When a divorce does not have to be resolved in Court, it is called an uncontested divorce. In uncontested divorces, the spouses are able to reach a decision as to the terms of the divorce without going to trial. Uncontested divorces move more quickly through the Court system and are less expensive than contested divorces. Every couple seeking a divorce should try to work out the terms of the separation prior to going to Court; either amongst themselves or through mediation or arbitration (with or without an attorney).
When a couple cannot work out mutual terms of the separation due to complex issues such as high financial stakes or custody battle for children, the couple will have to have a contested divorce. In a contested divorce, the couple will have to go to trial and have the Court decide the unresolved issues.
If there are children involved, a Child Custody Agreement or a custody battle in Court can take on a life of its own.
Alternatively, in order to avoid the time needed to resolve a contested divorce as well as the exorbitant amount of legal fees that each spouse is sure to incur, every couple that is planning on getting married should get either a pre-nuptial agreement or a post-nuptial agreement.
A pre-nuptial agreement is a contract entered into prior to marriage by the couple. The content of a pre-nuptial agreement can vary widely, but commonly include provisions for division of property, spousal support, and custody of existing or future children in the event of a divorce. They may also include terms for forfeiture of assets as a result of divorce on the grounds of adultery.
A post-nuptial agreement works exactly like a pre-nuptial agreement. The only difference is that the spouses enter into a post-nuptial agreement after the marriage whereas the spouses enter into a pre-nuptial agreement prior to the marriage.
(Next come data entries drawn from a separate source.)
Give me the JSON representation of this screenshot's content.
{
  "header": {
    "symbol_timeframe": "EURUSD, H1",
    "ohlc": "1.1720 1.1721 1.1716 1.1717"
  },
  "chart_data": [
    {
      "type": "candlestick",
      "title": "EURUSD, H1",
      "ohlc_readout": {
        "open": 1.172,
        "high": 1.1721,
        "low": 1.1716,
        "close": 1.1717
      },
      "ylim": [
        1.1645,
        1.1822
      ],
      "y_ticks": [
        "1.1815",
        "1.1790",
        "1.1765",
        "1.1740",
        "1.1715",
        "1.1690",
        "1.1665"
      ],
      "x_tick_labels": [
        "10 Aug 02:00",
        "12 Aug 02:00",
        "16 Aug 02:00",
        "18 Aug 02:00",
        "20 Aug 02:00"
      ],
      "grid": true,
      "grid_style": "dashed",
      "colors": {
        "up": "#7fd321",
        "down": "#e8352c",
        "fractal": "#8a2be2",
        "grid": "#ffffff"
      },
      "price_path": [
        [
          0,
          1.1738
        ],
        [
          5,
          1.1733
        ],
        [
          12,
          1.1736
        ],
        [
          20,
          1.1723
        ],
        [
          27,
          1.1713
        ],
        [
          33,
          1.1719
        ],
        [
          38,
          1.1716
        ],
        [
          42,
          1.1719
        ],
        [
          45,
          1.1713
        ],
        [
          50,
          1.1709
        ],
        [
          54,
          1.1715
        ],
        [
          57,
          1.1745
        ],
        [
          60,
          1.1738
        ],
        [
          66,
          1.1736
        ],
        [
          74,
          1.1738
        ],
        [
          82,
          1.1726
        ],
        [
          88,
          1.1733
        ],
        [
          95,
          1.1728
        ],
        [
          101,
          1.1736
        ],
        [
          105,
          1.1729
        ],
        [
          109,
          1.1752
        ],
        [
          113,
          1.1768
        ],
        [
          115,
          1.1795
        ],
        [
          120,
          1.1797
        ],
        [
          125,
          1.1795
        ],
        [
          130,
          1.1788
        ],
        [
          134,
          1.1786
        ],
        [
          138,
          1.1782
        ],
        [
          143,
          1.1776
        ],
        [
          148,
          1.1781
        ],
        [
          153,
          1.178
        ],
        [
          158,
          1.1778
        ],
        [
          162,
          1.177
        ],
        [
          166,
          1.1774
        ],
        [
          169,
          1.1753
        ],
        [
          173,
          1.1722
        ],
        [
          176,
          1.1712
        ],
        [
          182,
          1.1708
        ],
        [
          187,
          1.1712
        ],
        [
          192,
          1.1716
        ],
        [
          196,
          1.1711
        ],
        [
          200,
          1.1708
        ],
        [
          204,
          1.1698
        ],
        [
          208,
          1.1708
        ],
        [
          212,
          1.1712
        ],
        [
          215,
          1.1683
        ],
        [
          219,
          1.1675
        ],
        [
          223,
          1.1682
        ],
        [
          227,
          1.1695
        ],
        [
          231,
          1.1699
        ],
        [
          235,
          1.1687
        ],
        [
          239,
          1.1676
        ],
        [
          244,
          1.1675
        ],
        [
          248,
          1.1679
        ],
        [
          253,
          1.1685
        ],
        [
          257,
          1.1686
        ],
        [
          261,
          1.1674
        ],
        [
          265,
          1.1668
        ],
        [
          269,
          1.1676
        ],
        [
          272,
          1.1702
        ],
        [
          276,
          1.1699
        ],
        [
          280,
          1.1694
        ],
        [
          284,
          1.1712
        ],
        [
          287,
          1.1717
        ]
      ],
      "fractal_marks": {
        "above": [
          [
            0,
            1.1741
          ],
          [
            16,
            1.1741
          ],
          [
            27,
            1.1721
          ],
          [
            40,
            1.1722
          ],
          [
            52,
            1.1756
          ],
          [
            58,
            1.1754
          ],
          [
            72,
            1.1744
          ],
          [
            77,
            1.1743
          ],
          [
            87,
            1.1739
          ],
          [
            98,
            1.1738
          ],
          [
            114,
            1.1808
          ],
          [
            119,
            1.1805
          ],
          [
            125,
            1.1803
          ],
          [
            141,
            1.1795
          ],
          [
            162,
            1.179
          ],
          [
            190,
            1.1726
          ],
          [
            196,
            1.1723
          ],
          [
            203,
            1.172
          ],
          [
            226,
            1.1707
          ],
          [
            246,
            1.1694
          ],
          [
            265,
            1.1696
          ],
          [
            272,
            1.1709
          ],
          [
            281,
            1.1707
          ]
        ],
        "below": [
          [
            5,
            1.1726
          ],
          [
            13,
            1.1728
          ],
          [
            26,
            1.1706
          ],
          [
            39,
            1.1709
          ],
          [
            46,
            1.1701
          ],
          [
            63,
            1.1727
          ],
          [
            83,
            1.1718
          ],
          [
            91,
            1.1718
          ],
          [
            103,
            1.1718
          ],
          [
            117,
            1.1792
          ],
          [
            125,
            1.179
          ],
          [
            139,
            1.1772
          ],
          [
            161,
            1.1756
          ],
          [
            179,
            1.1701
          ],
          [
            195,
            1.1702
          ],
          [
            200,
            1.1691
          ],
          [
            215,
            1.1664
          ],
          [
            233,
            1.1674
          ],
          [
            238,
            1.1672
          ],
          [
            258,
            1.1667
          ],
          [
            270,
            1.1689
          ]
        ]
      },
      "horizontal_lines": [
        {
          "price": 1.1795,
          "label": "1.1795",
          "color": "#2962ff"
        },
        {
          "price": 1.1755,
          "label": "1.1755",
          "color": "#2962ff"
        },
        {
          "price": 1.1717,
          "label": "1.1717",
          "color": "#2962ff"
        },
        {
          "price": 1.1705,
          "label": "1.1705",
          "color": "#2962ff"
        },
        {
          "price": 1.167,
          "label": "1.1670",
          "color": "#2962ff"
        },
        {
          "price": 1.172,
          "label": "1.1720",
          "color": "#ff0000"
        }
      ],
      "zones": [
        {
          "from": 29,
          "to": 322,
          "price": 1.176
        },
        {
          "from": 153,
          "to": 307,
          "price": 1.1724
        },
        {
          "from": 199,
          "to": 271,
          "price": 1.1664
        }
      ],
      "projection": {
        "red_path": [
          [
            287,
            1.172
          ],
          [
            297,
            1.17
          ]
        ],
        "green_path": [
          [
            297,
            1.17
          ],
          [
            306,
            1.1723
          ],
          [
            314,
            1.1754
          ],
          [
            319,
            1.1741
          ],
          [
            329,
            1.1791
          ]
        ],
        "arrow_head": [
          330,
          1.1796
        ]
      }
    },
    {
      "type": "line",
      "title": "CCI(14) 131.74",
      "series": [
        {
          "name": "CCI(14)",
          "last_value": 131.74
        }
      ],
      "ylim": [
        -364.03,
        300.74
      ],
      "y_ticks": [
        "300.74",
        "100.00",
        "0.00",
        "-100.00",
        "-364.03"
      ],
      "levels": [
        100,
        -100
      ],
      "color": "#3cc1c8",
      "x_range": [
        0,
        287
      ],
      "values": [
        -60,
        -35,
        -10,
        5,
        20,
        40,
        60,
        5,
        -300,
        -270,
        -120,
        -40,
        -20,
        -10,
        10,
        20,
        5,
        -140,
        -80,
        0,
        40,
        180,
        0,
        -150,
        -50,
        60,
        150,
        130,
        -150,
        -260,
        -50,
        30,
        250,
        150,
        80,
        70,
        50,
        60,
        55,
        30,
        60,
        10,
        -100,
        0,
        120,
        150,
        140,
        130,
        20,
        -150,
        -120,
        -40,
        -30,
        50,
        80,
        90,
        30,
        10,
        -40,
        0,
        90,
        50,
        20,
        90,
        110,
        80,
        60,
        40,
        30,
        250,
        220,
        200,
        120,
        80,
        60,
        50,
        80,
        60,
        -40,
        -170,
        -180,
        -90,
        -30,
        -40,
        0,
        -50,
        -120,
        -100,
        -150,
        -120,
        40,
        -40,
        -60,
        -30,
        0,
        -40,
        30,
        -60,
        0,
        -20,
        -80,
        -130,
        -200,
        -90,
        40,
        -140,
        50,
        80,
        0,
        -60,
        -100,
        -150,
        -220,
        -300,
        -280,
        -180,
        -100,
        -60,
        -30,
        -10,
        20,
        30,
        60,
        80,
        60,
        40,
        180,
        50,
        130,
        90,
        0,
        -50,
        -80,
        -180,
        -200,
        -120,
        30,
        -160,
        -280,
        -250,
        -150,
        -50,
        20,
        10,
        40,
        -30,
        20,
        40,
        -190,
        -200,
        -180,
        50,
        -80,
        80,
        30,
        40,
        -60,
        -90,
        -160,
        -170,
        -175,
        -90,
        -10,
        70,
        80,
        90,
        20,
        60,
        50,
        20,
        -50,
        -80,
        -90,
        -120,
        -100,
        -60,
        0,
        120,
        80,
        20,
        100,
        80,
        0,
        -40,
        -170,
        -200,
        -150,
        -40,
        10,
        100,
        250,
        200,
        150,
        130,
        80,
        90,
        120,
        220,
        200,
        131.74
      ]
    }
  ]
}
For more information with regard to divorces and pre-nuptial or post-nuptial agreements, please contact the Law Office of Lee & Miao, PLLC at (646) 559-2321 or visit our website at www.leemiaolaw.com.